Sex of Head

Table 11.4 indicates that heads of households in agriculture in the Northern region are 90.7 percent male and 9.3 percent female. The pattern is the same in the districts, with the prevalence of male-headed households ranging from 81.6 percent in Sawla-Tuna-Kalba to 94.6 percent in Chereponi, while the proportion of female-headed households in agriculture ranges from as low as 5.4 percent in Chereponi to 18.4 percent in Sawla.

With respect to rural-urban distribution of sex of head of households in agriculture, 86.6 percent of urban households in agriculture are headed by males and 13.4 percent by females, while in rural areas, the percentages are even higher for male-headed (91.8%) and female-headed (8.2%) households. This trend may best be explained by cultural practices in the region.

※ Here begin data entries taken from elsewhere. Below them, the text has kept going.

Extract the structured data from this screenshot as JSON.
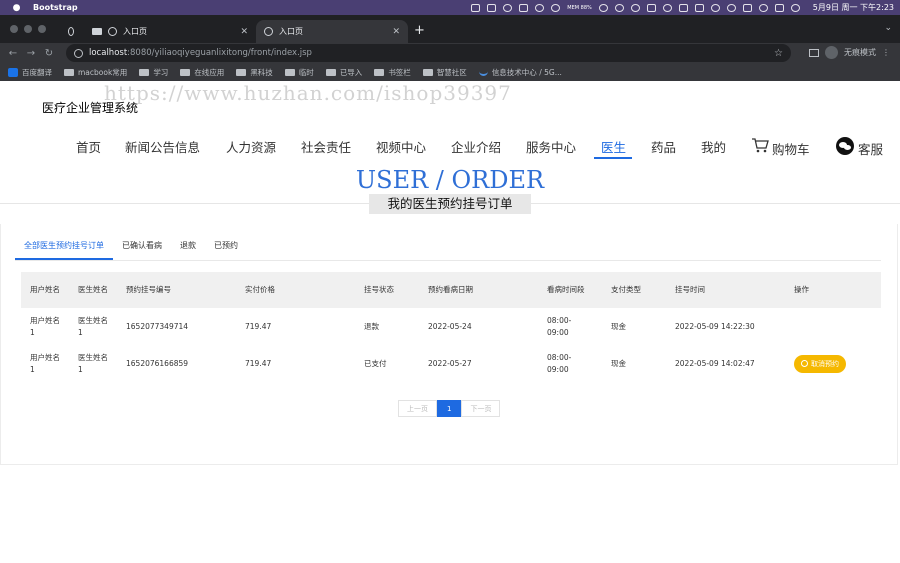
{
  "os": {
    "app_name": "Bootstrap",
    "clock": "5月9日 周一 下午2:23",
    "battery": "MEM 88%"
  },
  "browser": {
    "tabs": [
      {
        "label": ""
      },
      {
        "label": "入口页"
      },
      {
        "label": "入口页"
      }
    ],
    "url_host": "localhost",
    "url_path": ":8080/yiliaoqiyeguanlixitong/front/index.jsp",
    "incognito_label": "无痕模式",
    "bookmarks": [
      {
        "label": "百度翻译"
      },
      {
        "label": "macbook常用"
      },
      {
        "label": "学习"
      },
      {
        "label": "在线应用"
      },
      {
        "label": "黑科技"
      },
      {
        "label": "临时"
      },
      {
        "label": "已导入"
      },
      {
        "label": "书签栏"
      },
      {
        "label": "智慧社区"
      },
      {
        "label": "信息技术中心 / 5G..."
      }
    ]
  },
  "watermark": "https://www.huzhan.com/ishop39397",
  "site": {
    "name": "医疗企业管理系统",
    "nav": [
      {
        "label": "首页"
      },
      {
        "label": "新闻公告信息"
      },
      {
        "label": "人力资源"
      },
      {
        "label": "社会责任"
      },
      {
        "label": "视频中心"
      },
      {
        "label": "企业介绍"
      },
      {
        "label": "服务中心"
      },
      {
        "label": "医生"
      },
      {
        "label": "药品"
      },
      {
        "label": "我的"
      },
      {
        "label": "购物车"
      },
      {
        "label": "客服"
      }
    ],
    "active_nav": "医生",
    "accent_color": "#1e6ae1"
  },
  "hero": {
    "title": "USER / ORDER",
    "subtitle": "我的医生预约挂号订单"
  },
  "order_tabs": [
    {
      "label": "全部医生预约挂号订单"
    },
    {
      "label": "已确认看病"
    },
    {
      "label": "退款"
    },
    {
      "label": "已预约"
    }
  ],
  "table": {
    "headers": [
      "用户姓名",
      "医生姓名",
      "预约挂号编号",
      "实付价格",
      "挂号状态",
      "预约看病日期",
      "看病时间段",
      "支付类型",
      "挂号时间",
      "操作"
    ],
    "rows": [
      {
        "user": "用户姓名1",
        "doctor": "医生姓名1",
        "number": "1652077349714",
        "price": "719.47",
        "status": "退款",
        "date": "2022-05-24",
        "slot": "08:00-09:00",
        "pay": "现金",
        "time": "2022-05-09 14:22:30",
        "action": ""
      },
      {
        "user": "用户姓名1",
        "doctor": "医生姓名1",
        "number": "1652076166859",
        "price": "719.47",
        "status": "已支付",
        "date": "2022-05-27",
        "slot": "08:00-09:00",
        "pay": "现金",
        "time": "2022-05-09 14:02:47",
        "action": "取消预约"
      }
    ]
  },
  "pager": {
    "prev": "上一页",
    "current": "1",
    "next": "下一页"
  }
}
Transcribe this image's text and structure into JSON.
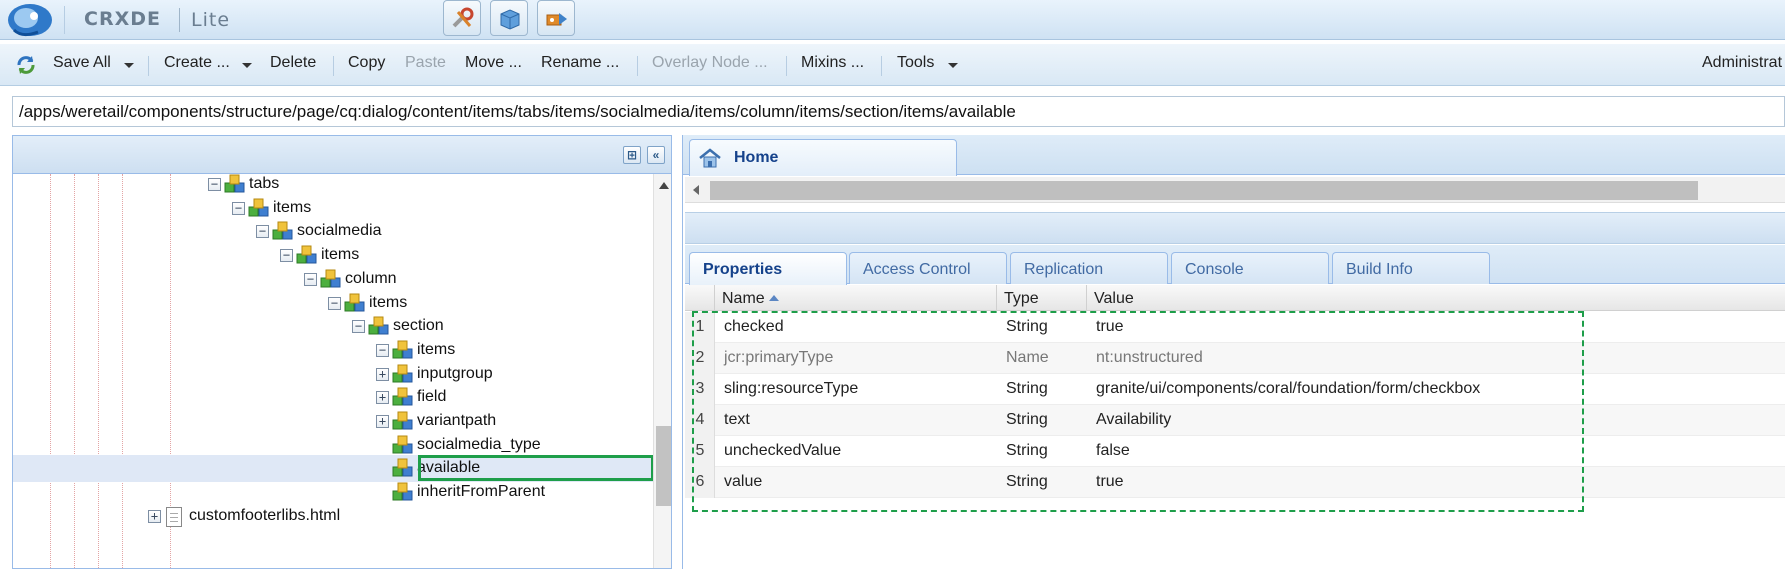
{
  "app": {
    "title": "CRXDE",
    "subtitle": "Lite",
    "user": "Administrat"
  },
  "header_buttons": [
    {
      "icon": "tools-icon"
    },
    {
      "icon": "package-icon"
    },
    {
      "icon": "share-icon"
    }
  ],
  "toolbar": {
    "save_all": "Save All",
    "create": "Create ...",
    "delete": "Delete",
    "copy": "Copy",
    "paste": "Paste",
    "move": "Move ...",
    "rename": "Rename ...",
    "overlay_node": "Overlay Node ...",
    "mixins": "Mixins ...",
    "tools": "Tools"
  },
  "path": "/apps/weretail/components/structure/page/cq:dialog/content/items/tabs/items/socialmedia/items/column/items/section/items/available",
  "tree": {
    "nodes": [
      {
        "label": "tabs",
        "expander": "minus"
      },
      {
        "label": "items",
        "expander": "minus"
      },
      {
        "label": "socialmedia",
        "expander": "minus"
      },
      {
        "label": "items",
        "expander": "minus"
      },
      {
        "label": "column",
        "expander": "minus"
      },
      {
        "label": "items",
        "expander": "minus"
      },
      {
        "label": "section",
        "expander": "minus"
      },
      {
        "label": "items",
        "expander": "minus"
      },
      {
        "label": "inputgroup",
        "expander": "plus"
      },
      {
        "label": "field",
        "expander": "plus"
      },
      {
        "label": "variantpath",
        "expander": "plus"
      },
      {
        "label": "socialmedia_type",
        "expander": "none"
      },
      {
        "label": "available",
        "expander": "none",
        "selected": true
      },
      {
        "label": "inheritFromParent",
        "expander": "none"
      },
      {
        "label": "customfooterlibs.html",
        "expander": "plus",
        "type": "file"
      }
    ]
  },
  "right": {
    "home_tab": "Home",
    "tabs": [
      "Properties",
      "Access Control",
      "Replication",
      "Console",
      "Build Info"
    ],
    "active_tab": "Properties",
    "columns": {
      "name": "Name",
      "type": "Type",
      "value": "Value"
    },
    "rows": [
      {
        "num": "1",
        "name": "checked",
        "type": "String",
        "value": "true"
      },
      {
        "num": "2",
        "name": "jcr:primaryType",
        "type": "Name",
        "value": "nt:unstructured"
      },
      {
        "num": "3",
        "name": "sling:resourceType",
        "type": "String",
        "value": "granite/ui/components/coral/foundation/form/checkbox"
      },
      {
        "num": "4",
        "name": "text",
        "type": "String",
        "value": "Availability"
      },
      {
        "num": "5",
        "name": "uncheckedValue",
        "type": "String",
        "value": "false"
      },
      {
        "num": "6",
        "name": "value",
        "type": "String",
        "value": "true"
      }
    ]
  },
  "colors": {
    "selection_outline": "#1e9e4a",
    "header_bg": "#dfecf8",
    "tab_text": "#15428b"
  }
}
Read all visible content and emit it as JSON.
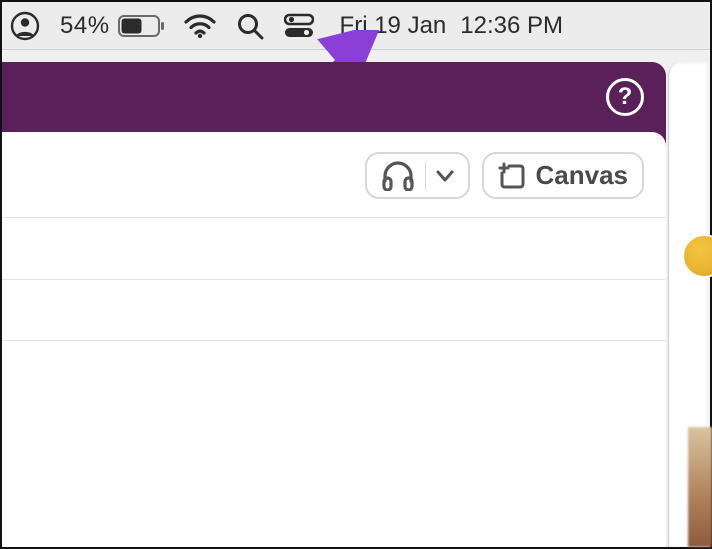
{
  "menubar": {
    "battery_pct": "54%",
    "date": "Fri 19 Jan",
    "time": "12:36 PM"
  },
  "app": {
    "help_tooltip": "?",
    "toolbar": {
      "canvas_label": "Canvas"
    }
  }
}
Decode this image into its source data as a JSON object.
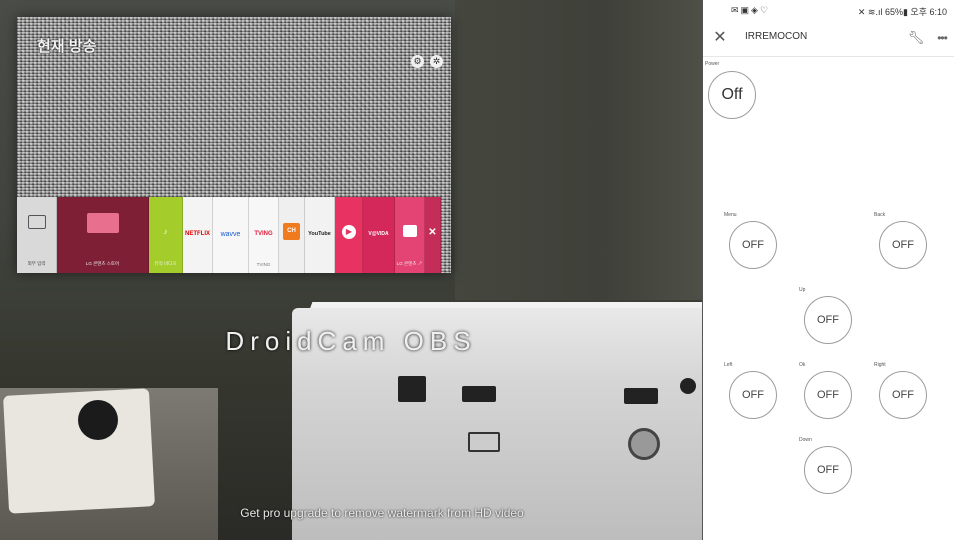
{
  "camera": {
    "channel_text": "현재 방송",
    "tiles": {
      "input_label": "외부 입력",
      "lgcontent_label": "LG 콘텐츠 스토어",
      "green_label": "뮤직 비디오",
      "netflix": "NETFLIX",
      "wavve": "wavve",
      "tving": "TVING",
      "tving_sub": "TVING",
      "ch_label": "CH",
      "youtube": "YouTube",
      "red2": "V@VIDA",
      "lgstore_label": "LG 콘텐츠 ↗"
    },
    "watermark": "DroidCam   OBS",
    "promo": "Get pro upgrade to remove watermark from HD video"
  },
  "phone": {
    "status": {
      "left_icons": "✉▣◈♡",
      "right_text": "✕ ≋.ıl 65%▮ 오후 6:10"
    },
    "app_title": "IRREMOCON",
    "icons": {
      "close": "close-icon",
      "wrench": "wrench-icon",
      "more": "more-icon"
    },
    "buttons": {
      "power": {
        "label": "Power",
        "value": "Off"
      },
      "menu": {
        "label": "Menu",
        "value": "OFF"
      },
      "back": {
        "label": "Back",
        "value": "OFF"
      },
      "up": {
        "label": "Up",
        "value": "OFF"
      },
      "left": {
        "label": "Left",
        "value": "OFF"
      },
      "ok": {
        "label": "Ok",
        "value": "OFF"
      },
      "right": {
        "label": "Right",
        "value": "OFF"
      },
      "down": {
        "label": "Down",
        "value": "OFF"
      }
    }
  }
}
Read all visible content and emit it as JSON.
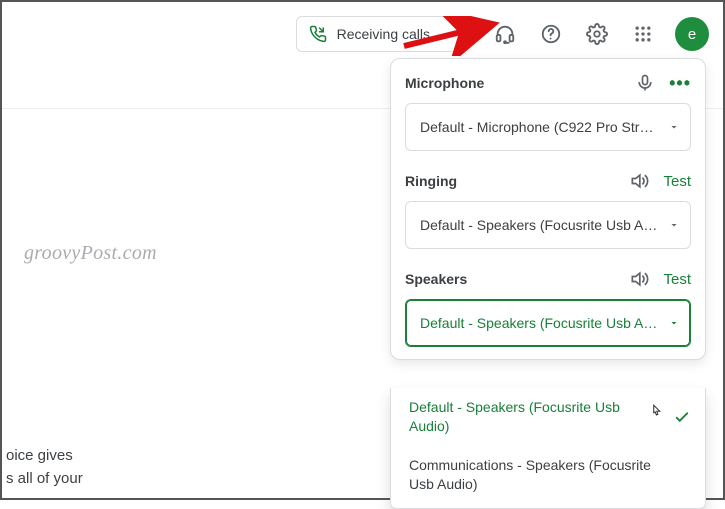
{
  "topbar": {
    "call_chip_label": "Receiving calls",
    "avatar_letter": "e"
  },
  "watermark": "groovyPost.com",
  "footer": {
    "line1": "oice gives",
    "line2": "s all of your"
  },
  "audio_panel": {
    "microphone": {
      "title": "Microphone",
      "selected": "Default - Microphone (C922 Pro Strea…"
    },
    "ringing": {
      "title": "Ringing",
      "test_label": "Test",
      "selected": "Default - Speakers (Focusrite Usb Aud…"
    },
    "speakers": {
      "title": "Speakers",
      "test_label": "Test",
      "selected": "Default - Speakers (Focusrite Usb Aud…",
      "options": [
        "Default - Speakers (Focusrite Usb Audio)",
        "Communications - Speakers (Focusrite Usb Audio)"
      ],
      "selected_index": 0
    }
  }
}
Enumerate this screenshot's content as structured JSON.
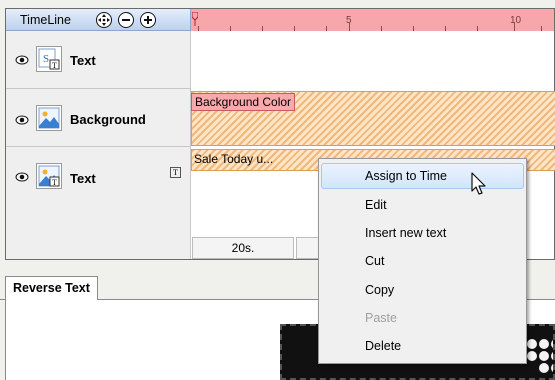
{
  "timeline": {
    "title": "TimeLine",
    "header_icons": [
      "move-icon",
      "zoom-out-icon",
      "zoom-in-icon"
    ],
    "ruler_labels": [
      "5",
      "10"
    ],
    "colors": {
      "ruler": "#f7a7ac",
      "clip_fill": "#fde6c8",
      "clip_label": "#f9a8ab"
    }
  },
  "layers": [
    {
      "label": "Text",
      "icon": "text-layer-icon",
      "visibility_icon": "eye-icon"
    },
    {
      "label": "Background",
      "icon": "image-layer-icon",
      "visibility_icon": "eye-icon"
    },
    {
      "label": "Text",
      "icon": "image-text-layer-icon",
      "visibility_icon": "eye-icon",
      "flag_icon": "text-type-icon"
    }
  ],
  "clips": {
    "background": "Background Color",
    "text": "Sale Today u..."
  },
  "time_cell": "20s.",
  "bottom_panel": {
    "tab_label": "Reverse Text"
  },
  "context_menu": {
    "items": [
      {
        "label": "Assign to Time",
        "state": "highlighted"
      },
      {
        "label": "Edit",
        "state": "normal"
      },
      {
        "label": "Insert new text",
        "state": "normal"
      },
      {
        "label": "Cut",
        "state": "normal"
      },
      {
        "label": "Copy",
        "state": "normal"
      },
      {
        "label": "Paste",
        "state": "disabled"
      },
      {
        "label": "Delete",
        "state": "normal"
      }
    ]
  }
}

Households in Agriculture by District and Agricultural Activity

Table 11.5 touches on the main agriculture activities and how they are distributed in the Northern region. The table indicates that most households are in crop farming (90.5%) and livestock rearing (30.1%) while tree growing (0.9%) and fish farming (0.1%) are the least practiced agriculture activity.

The large percentages for both crop farming and livestock rearing may be explained by households engaging in more than one activity. The Savelugu Nanton Distyrict has the highest proportion of households in crop farming involving 94.3 percent of households.The Bunkpurugu-Yunyoo District has the highest number of households in livestock rearing (66.7 %).

Households in Agriculture by District, Locality, Activity

and Sex of Head

Table 11.6 indicates that out of the 49,537 urban households in agriculture in the Northern region, 90.2 percent are engaged in crop farming, 1.6 percent in tree growing, 0.2 percent in fish farming and 30.1 percent in livestock rearing.

It is worth noting that, some households are involved in more than one agricultural activity. For example a household could be involved in tree growing as well as livestock rearing. Gushiegu has the largest proportion of households in crop farming (98.4%) while the Central Gonja District leads in tree growing

Distribution of Livestock by Locality and Number of


Livestock rearing is a major activity in the Northern region. Table 11.7 shows the distribution of livestock, by locality and number of holdings. The table indicates that there are six major holdings of livestock in the Northern region, namely. goats, chickens, sheep, cattle, guinea fowl and pigs.

The rural areas of the Northern region have far more livestock holdings (86.0%) than the urban areas (14.0%). The distribution of the number of livestock also follows the same pattern, with 13.2 percent and 86.8 percent for urban and rural areas respectively


Date Created : 11/28/2017 7:17:18 AM